The public mechanical clock and movable type printing press were arguably the most important and complex technologies of the late medieval period. We posit that towns with clocks became upper-tail human capital hubs—clocks required extensive technical know-how and fine mechanical skill. This meant that clock towns were in position to adopt the printing press soon after its invention in 1450, as presses required a similar set of mechanical and technical skills to operate and repair. A two-stage analysis confirms this conjecture: we find that clock towns were 34–40 percentage points more likely to also have a press by 1500. The press, in turn, helped facilitate the spread of the Protestant Reformation.
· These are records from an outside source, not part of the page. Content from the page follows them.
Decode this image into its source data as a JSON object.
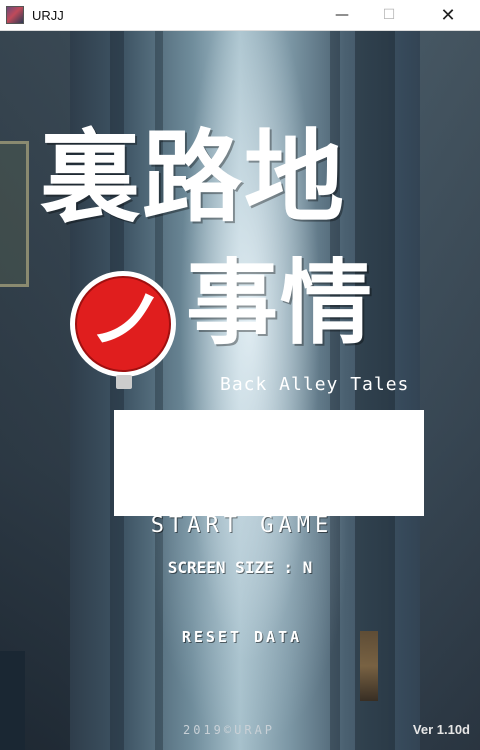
{
  "window": {
    "title": "URJJ",
    "min_glyph": "—",
    "max_glyph": "☐",
    "close_glyph": "✕"
  },
  "logo": {
    "main": "裏路地",
    "sub": "事情",
    "badge_glyph": "ノ",
    "badge_color": "#e01e1e",
    "tagline": "Back Alley Tales"
  },
  "menu": {
    "start": "START GAME",
    "screen_size": "SCREEN SIZE : N",
    "reset": "RESET DATA"
  },
  "footer": {
    "copyright": "2019©URAP",
    "version": "Ver 1.10d"
  }
}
A three-stage instrumental variables analysis indicates that the press influenced the adoption of Protestantism, while the clock’s effect on the Reformation was mostly indirect. Our analysis therefore suggests that the mechanical clock was responsible – directly and indirectly – for two of the most important movements in the making of the modern world: the spread of printing and the Reformation.
Bibliographical notePublished online 20 July 2021.
- Mechanical clock
- Printing press
- Human capital
- Instrumental variables